Twice this morning I have sat down at my workstation to capture a moment of closure. Ironically it has been exactly 30 years since we began a journey that would eventually lead us to uproot ourselves professionally, leave a newly constructed home and set out on what has been one of the most exciting and productive times of our lives as a couple. Not sure how all this has felt to my only child, though life seems to be working well for her.
Life is about transitions, the word we often use to describe the inevitable adjustments to the constant of change. What we make of those adjustments can determine long term outcomes, good and bad. The best response is to move into the flow, which always leads to transformation.
As has been the case with my professional life for 44 years, my parallel journey through scripture has always been equally providential in its timing. This morning I was reading in Judges 13-16, the story of Sampson. His life both in terms of weakness and calling, have always spoken to me. Being a visionary, I have often had moments where scriptural stories would literally play on the screen of my mind, providing critical markers, junction points of decision in my life. Such has been the story of Sampson.

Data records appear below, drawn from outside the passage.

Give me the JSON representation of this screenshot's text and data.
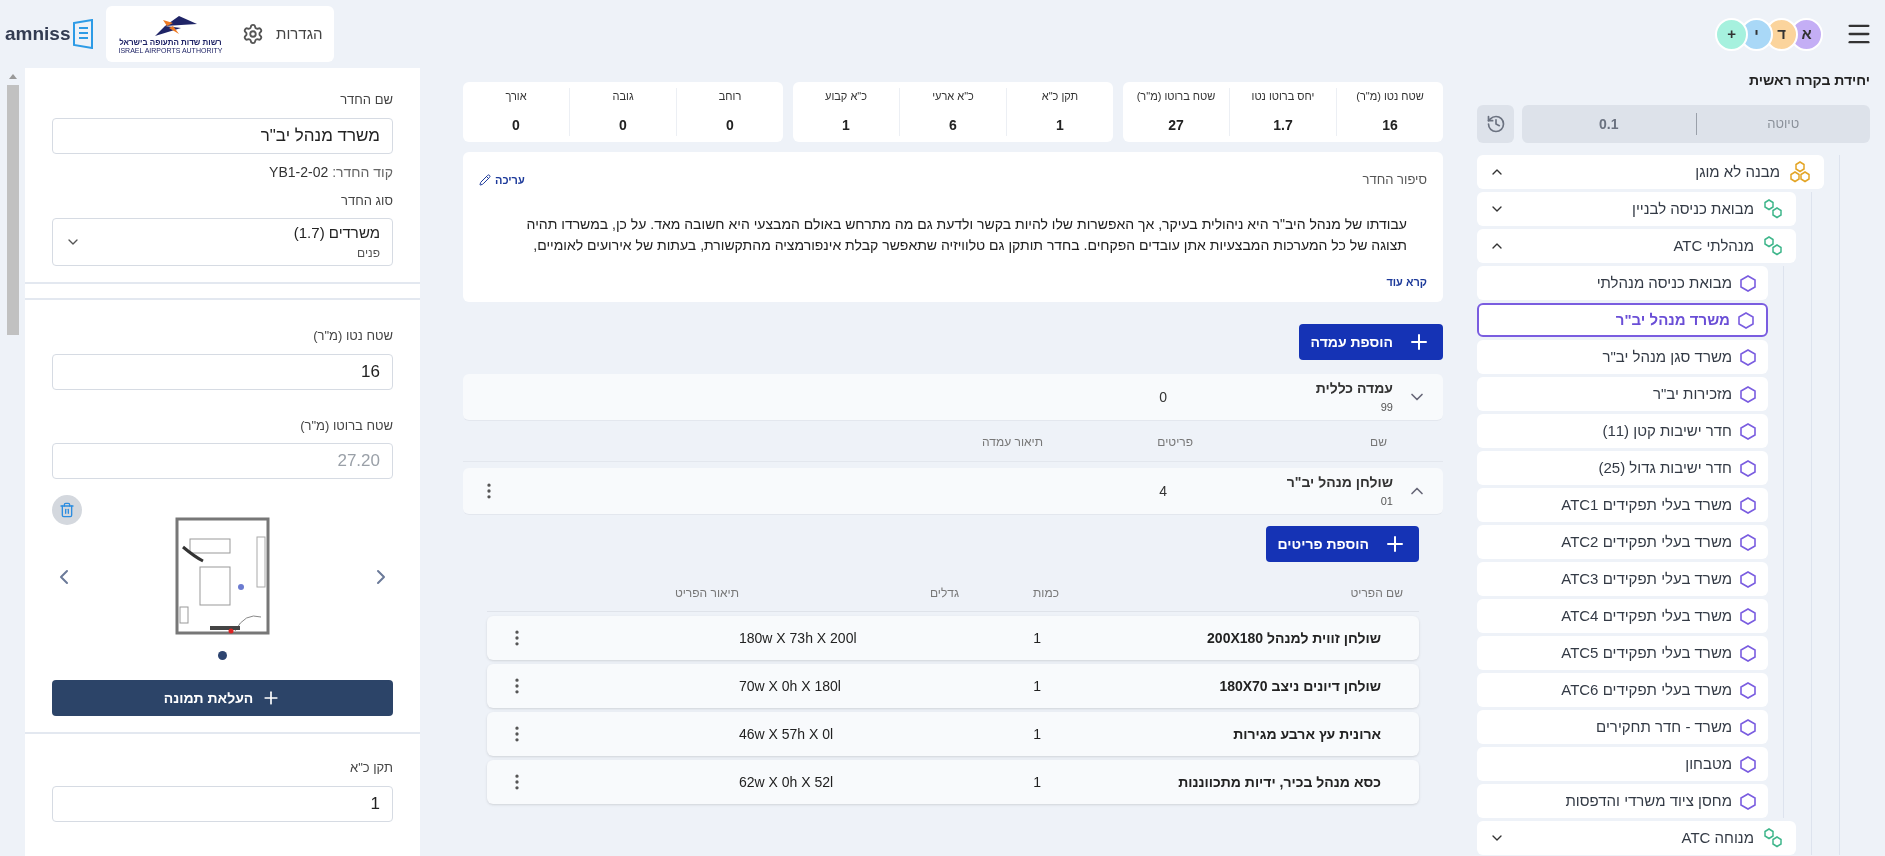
{
  "header": {
    "settings_label": "הגדרות",
    "partner_logo": {
      "hebrew": "רשות שדות התעופה בישראל",
      "english": "ISRAEL AIRPORTS AUTHORITY"
    },
    "brand": "amniss",
    "avatars": [
      {
        "label": "א",
        "color": "#c4aef5"
      },
      {
        "label": "ד",
        "color": "#fbd49c"
      },
      {
        "label": "י",
        "color": "#a9d8f7"
      },
      {
        "label": "+",
        "color": "#a6f1de"
      }
    ]
  },
  "sidebar": {
    "title": "יחידת בקרה ראשית",
    "version": {
      "label": "טיוטה",
      "value": "0.1"
    },
    "tree": [
      {
        "label": "מבנה לא מוגן",
        "kind": "building",
        "expanded": true,
        "selected": false,
        "children": [
          {
            "label": "מבואת כניסה לבניין",
            "kind": "zone",
            "expanded": false,
            "selected": false
          },
          {
            "label": "מנהלתי ATC",
            "kind": "zone",
            "expanded": true,
            "selected": false,
            "children": [
              {
                "label": "מבואת כניסה מנהלתי",
                "kind": "room",
                "selected": false
              },
              {
                "label": "משרד מנהל יב\"ר",
                "kind": "room",
                "selected": true
              },
              {
                "label": "משרד סגן מנהל יב\"ר",
                "kind": "room",
                "selected": false
              },
              {
                "label": "מזכירות יב\"ר",
                "kind": "room",
                "selected": false
              },
              {
                "label": "חדר ישיבות קטן (11)",
                "kind": "room",
                "selected": false
              },
              {
                "label": "חדר ישיבות גדול (25)",
                "kind": "room",
                "selected": false
              },
              {
                "label": "משרד בעלי תפקידים ATC1",
                "kind": "room",
                "selected": false
              },
              {
                "label": "משרד בעלי תפקידים ATC2",
                "kind": "room",
                "selected": false
              },
              {
                "label": "משרד בעלי תפקידים ATC3",
                "kind": "room",
                "selected": false
              },
              {
                "label": "משרד בעלי תפקידים ATC4",
                "kind": "room",
                "selected": false
              },
              {
                "label": "משרד בעלי תפקידים ATC5",
                "kind": "room",
                "selected": false
              },
              {
                "label": "משרד בעלי תפקידים ATC6",
                "kind": "room",
                "selected": false
              },
              {
                "label": "משרד - חדר תחקירים",
                "kind": "room",
                "selected": false
              },
              {
                "label": "מטבחון",
                "kind": "room",
                "selected": false
              },
              {
                "label": "מחסן ציוד משרדי והדפסות",
                "kind": "room",
                "selected": false
              }
            ]
          },
          {
            "label": "מנוחה ATC",
            "kind": "zone",
            "expanded": false,
            "selected": false
          }
        ]
      }
    ]
  },
  "stats": [
    [
      {
        "label": "שטח נטו (מ\"ר)",
        "value": "16"
      },
      {
        "label": "יחס ברוטו נטו",
        "value": "1.7"
      },
      {
        "label": "שטח ברוטו (מ\"ר)",
        "value": "27"
      }
    ],
    [
      {
        "label": "תקן כ\"א",
        "value": "1"
      },
      {
        "label": "כ\"א ארעי",
        "value": "6"
      },
      {
        "label": "כ\"א קבוע",
        "value": "1"
      }
    ],
    [
      {
        "label": "רוחב",
        "value": "0"
      },
      {
        "label": "גובה",
        "value": "0"
      },
      {
        "label": "אורך",
        "value": "0"
      }
    ]
  ],
  "story": {
    "title": "סיפור החדר",
    "edit": "עריכה",
    "text": "עבודתו של מנהל היב\"ר היא ניהולית בעיקר, אך האפשרות שלו להיות בקשר ולדעת גם מה מתרחש באולם המבצעי היא חשובה מאד.  על כן, במשרדו תהיה תצוגה של כל המערכות המבצעיות אתן עובדים הפקחים. בחדר תותקן גם טלוויזיה שתאפשר קבלת אינפורמציה מהתקשורת, בעתות של אירועים לאומיים,",
    "more": "קרא עוד"
  },
  "add_station": "הוספת עמדה",
  "station_columns": [
    "שם",
    "פריטים",
    "תיאור עמדה"
  ],
  "stations": [
    {
      "name": "עמדה כללית",
      "code": "99",
      "items": "0",
      "expanded": false,
      "menu": false
    },
    {
      "name": "שולחן מנהל יב\"ר",
      "code": "01",
      "items": "4",
      "expanded": true,
      "menu": true
    }
  ],
  "add_items": "הוספת פריטים",
  "item_columns": [
    "שם הפריט",
    "כמות",
    "גדלים",
    "תיאור הפריט"
  ],
  "items": [
    {
      "name": "שולחן זווית למנהל 200X180",
      "qty": "1",
      "size": "180w X 73h X 200l"
    },
    {
      "name": "שולחן דיונים ניצב 180X70",
      "qty": "1",
      "size": "70w X 0h X 180l"
    },
    {
      "name": "ארונית עץ ארבע מגירות",
      "qty": "1",
      "size": "46w X 57h X 0l"
    },
    {
      "name": "כסא מנהל בכיר, ידיות מתכווננות",
      "qty": "1",
      "size": "62w X 0h X 52l"
    }
  ],
  "form": {
    "name_label": "שם החדר",
    "name_value": "משרד מנהל יב\"ר",
    "code_label": "קוד החדר:",
    "code_value": "YB1-2-02",
    "type_label": "סוג החדר",
    "type_value": "משרדים (1.7)",
    "type_sub": "פנים",
    "net_label": "שטח נטו (מ\"ר)",
    "net_value": "16",
    "gross_label": "שטח ברוטו (מ\"ר)",
    "gross_value": "27.20",
    "gross_disabled": true,
    "image_dots": [
      {
        "selected": true
      }
    ],
    "upload": "העלאת תמונה",
    "staff_label": "תקן כ\"א",
    "staff_value": "1"
  }
}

Of course everyone would desire their life be marked with heroic acts, like ripping apart a lion or slaying 1000 men with the jawbone of an ass. That has not been the case, unless perhaps I capitalize on a play on words, referencing the moments where with “foot in my mouth,” the words from my “jaws” have made me appear more like the animal referenced!
Once we made the decision to risk all in 1987, and began a journey toward a new town, Winston-Salem, with little promise of exercising our calling, things began to move at a rapid pace. That is the nature of transformation; all this was affirmed this a.m. as I read through the first few pages of my hard back paper journal, now within months of being a 30 year old document!

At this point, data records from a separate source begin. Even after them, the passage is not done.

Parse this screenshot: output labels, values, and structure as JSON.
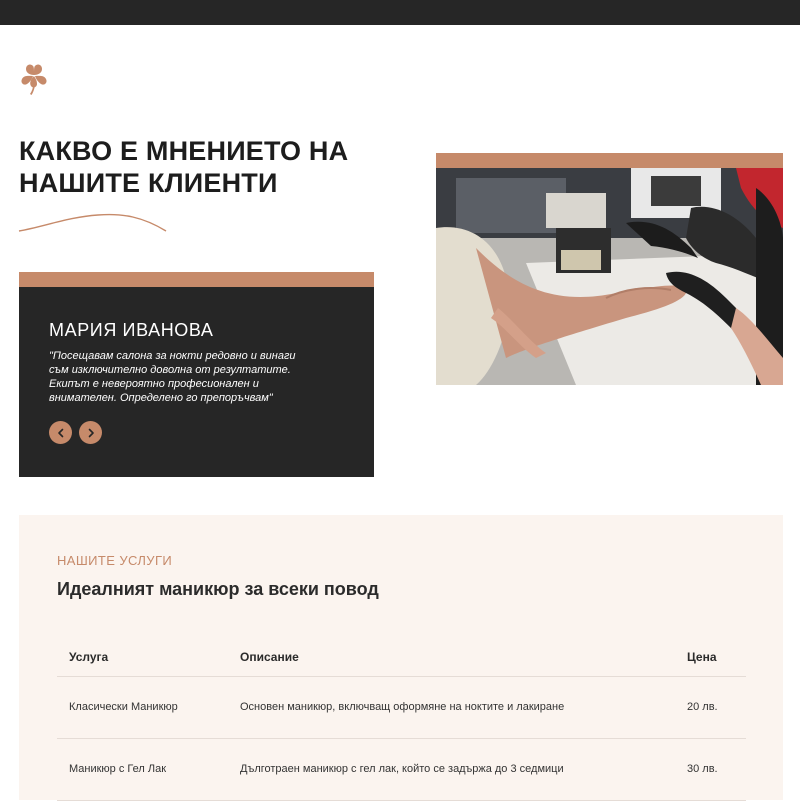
{
  "heading": {
    "line1": "КАКВО Е МНЕНИЕТО НА",
    "line2": "НАШИТЕ КЛИЕНТИ"
  },
  "testimonial": {
    "name": "МАРИЯ ИВАНОВА",
    "quote": "\"Посещавам салона за нокти редовно и винаги съм изключително доволна от резултатите. Екипът е невероятно професионален и внимателен. Определено го препоръчвам\"",
    "prev_icon": "chevron-left-icon",
    "next_icon": "chevron-right-icon"
  },
  "photo": {
    "icon": "manicure-photo"
  },
  "services": {
    "eyebrow": "НАШИТЕ УСЛУГИ",
    "title": "Идеалният маникюр за всеки повод",
    "columns": [
      "Услуга",
      "Описание",
      "Цена"
    ],
    "rows": [
      {
        "service": "Класически Маникюр",
        "description": "Основен маникюр, включващ оформяне на ноктите и лакиране",
        "price": "20 лв."
      },
      {
        "service": "Маникюр с Гел Лак",
        "description": "Дълготраен маникюр с гел лак, който се задържа до 3 седмици",
        "price": "30 лв."
      }
    ]
  },
  "colors": {
    "accent": "#c68a6a",
    "dark": "#262626",
    "services_bg": "#fbf4ef"
  }
}
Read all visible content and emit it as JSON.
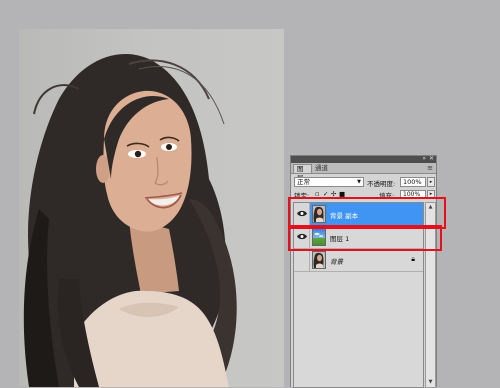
{
  "panel": {
    "tabs": [
      {
        "label": "图层"
      },
      {
        "label": "通道"
      }
    ],
    "collapse_icon": "double-chevron-right-icon",
    "close_icon": "close-icon",
    "menu_icon": "panel-menu-icon",
    "blend_mode": "正常",
    "opacity_label": "不透明度:",
    "opacity_value": "100%",
    "lock_label": "锁定:",
    "fill_label": "填充:",
    "fill_value": "100%",
    "layers": [
      {
        "name": "背景 副本",
        "visible": true,
        "selected": true
      },
      {
        "name": "图层 1",
        "visible": true,
        "selected": false
      },
      {
        "name": "背景",
        "visible": false,
        "selected": false,
        "locked": true
      }
    ]
  },
  "colors": {
    "selection": "#3f95f1",
    "highlight": "#e6101c",
    "workspace": "#b4b3b6"
  }
}
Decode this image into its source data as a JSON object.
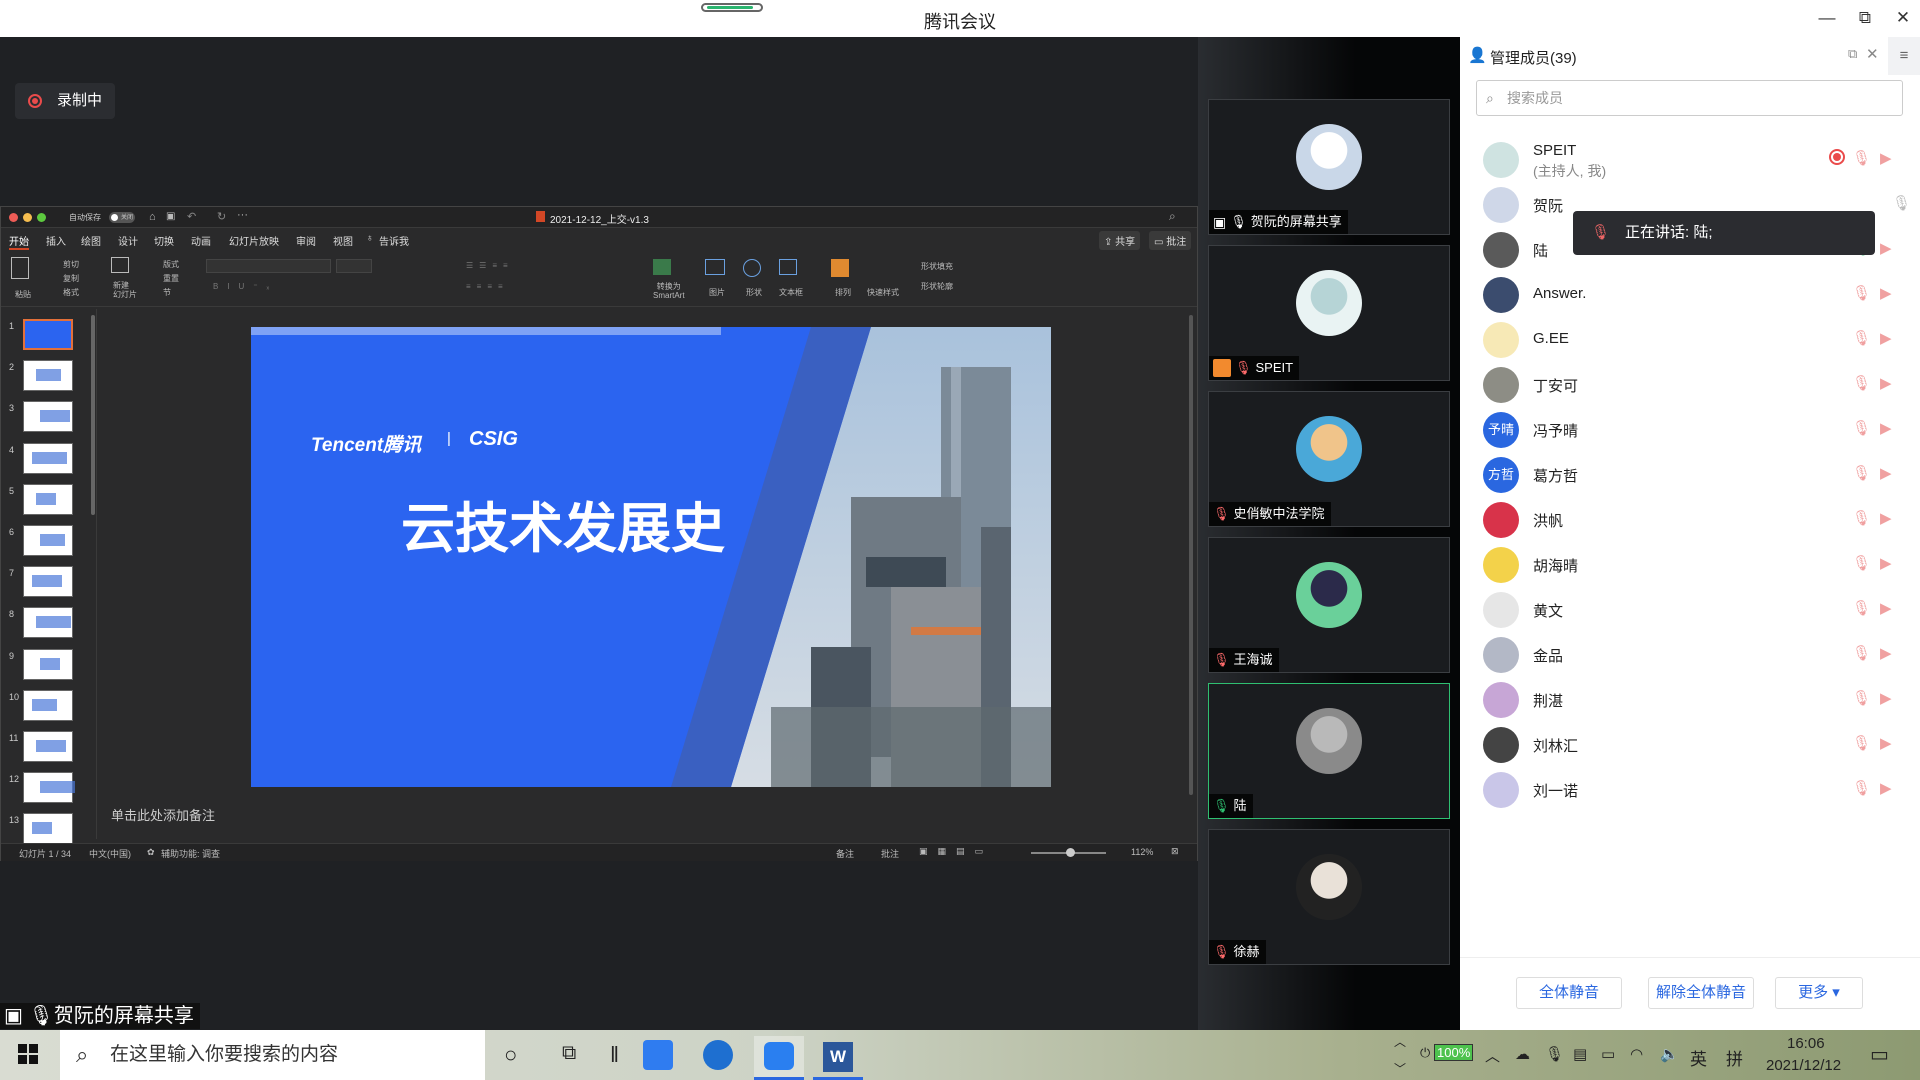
{
  "window": {
    "title": "腾讯会议",
    "min": "—",
    "max": "⧉",
    "close": "✕"
  },
  "recording": {
    "label": "录制中"
  },
  "ppt": {
    "autosave": "自动保存",
    "autosave_state": "关闭",
    "filename": "2021-12-12_上交-v1.3",
    "menu": [
      "开始",
      "插入",
      "绘图",
      "设计",
      "切换",
      "动画",
      "幻灯片放映",
      "审阅",
      "视图",
      "告诉我"
    ],
    "share_btn": "共享",
    "comment_btn": "批注",
    "ribbon": {
      "paste": "粘贴",
      "cut": "剪切",
      "copy": "复制",
      "format": "格式",
      "new_slide": "新建\n幻灯片",
      "layout": "版式",
      "reset": "重置",
      "section": "节",
      "to_smartart": "转换为\nSmartArt",
      "picture": "图片",
      "shape": "形状",
      "textbox": "文本框",
      "arrange": "排列",
      "quick_style": "快速样式",
      "shape_fill": "形状填充",
      "shape_outline": "形状轮廓"
    },
    "thumb_numbers": [
      "1",
      "2",
      "3",
      "4",
      "5",
      "6",
      "7",
      "8",
      "9",
      "10",
      "11",
      "12",
      "13"
    ],
    "slide": {
      "brand_left": "Tencent腾讯",
      "brand_sep": "|",
      "brand_right": "CSIG",
      "title": "云技术发展史"
    },
    "notes_placeholder": "单击此处添加备注",
    "status": {
      "slide_pos": "幻灯片 1 / 34",
      "lang": "中文(中国)",
      "accessibility": "辅助功能: 调查",
      "notes": "备注",
      "comments": "批注",
      "zoom": "112%"
    }
  },
  "share_label": "贺阮的屏幕共享",
  "gallery": [
    {
      "name": "贺阮的屏幕共享",
      "mic": "on",
      "screen": true
    },
    {
      "name": "SPEIT",
      "mic": "off",
      "host": true
    },
    {
      "name": "史俏敏中法学院",
      "mic": "off"
    },
    {
      "name": "王海诚",
      "mic": "off"
    },
    {
      "name": "陆",
      "mic": "on",
      "active": true
    },
    {
      "name": "徐赫",
      "mic": "off"
    }
  ],
  "panel": {
    "title": "管理成员(39)",
    "search_placeholder": "搜索成员",
    "speaking_tooltip": "正在讲话: 陆;",
    "members": [
      {
        "name": "SPEIT",
        "sub": "(主持人, 我)",
        "rec": true
      },
      {
        "name": "贺阮"
      },
      {
        "name": "陆",
        "mic_on": true
      },
      {
        "name": "Answer."
      },
      {
        "name": "G.EE"
      },
      {
        "name": "丁安可"
      },
      {
        "name": "冯予晴",
        "avatar_text": "予晴"
      },
      {
        "name": "葛方哲",
        "avatar_text": "方哲"
      },
      {
        "name": "洪帆"
      },
      {
        "name": "胡海晴"
      },
      {
        "name": "黄文"
      },
      {
        "name": "金品"
      },
      {
        "name": "荆湛"
      },
      {
        "name": "刘林汇"
      },
      {
        "name": "刘一诺"
      }
    ],
    "buttons": {
      "mute_all": "全体静音",
      "unmute_all": "解除全体静音",
      "more": "更多 ▾"
    }
  },
  "taskbar": {
    "search_placeholder": "在这里输入你要搜索的内容",
    "battery": "100%",
    "ime_lang": "英",
    "ime_mode": "拼",
    "time": "16:06",
    "date": "2021/12/12"
  },
  "colors": {
    "accent": "#2a67e0",
    "slide_blue": "#2b64f0",
    "active_green": "#2fbf71",
    "rec_red": "#ea4b4b"
  }
}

I have always been a slow learner when it comes to change, a trait one would think unlikely for a visionary. That comes from a deep commitment to vision (strength that becomes weakness) and loyalties gained over time, which often must slowly erode before one is able to move on. Pardon my candor, by no means meant to harm but in hopes that this blog, which has now for eight years served as my journal, will somehow serve others, who may come behind me. Transparency and accountability are cousins, if not sisters, to truth telling.
Back to Samson, I can recall my conversation with the Lord, as I was driving up Highway 52, some years later, having cut our final ties with the city of Lexington, which we still love. My case with the Lord, as I struggled with the loneliness of the new, was the stability and opportunity the school system had offered my family, emerging positions of leadership and influence, let alone full retirement in only 10 years!
It was then, on a stretch of concrete near the Akron Drive exit, the aforementioned video began to play; I literally watched as a blind, tired Sampson, walking in circles, enslaved by and harnessed to a grist mill, ground someone else’s grain! (Judges 16:21)
The option posed by the Spirit was whether I wanted to spend the rest of my life grinding someone else’s “grain” in return for subsistence, or would I rather follow him? My decision was swift, though I somehow knew that my friend would have blessed either had I stumbled.
From that day forward my prayer has been, not only that I know the freedom to make wise decisions long before this level of crisis, but also maintain the valor of this man Sampson, when it came time to make such transformational plays.
Though Sampson lived in a much more primitive time, my heart cry since that “video” has always been that should I ever find myself in a spot in my life where my efforts were of value only as entertainment, that God would provide an exit strategy, a last and perhaps sovereign leadership moment!
This post is about the hope and new sense of calling that transitions often provide. Could this morning’s sense of closure actually be further fulfillment of a transformation begun 30 years ago and in fact, the grandest moment of my calling? This morning confirmed that journaling is a valuable tool for hindsight and affirmation..
God give me the ears of Sampson, discernment for the moment, and the companion (“not by might nor power, but by His Spirit”) willing to guide this now aged servant toward just the place where those now allegorical, yet critical “temple pillars stand”, and then may I, like Sampson, push with all my might!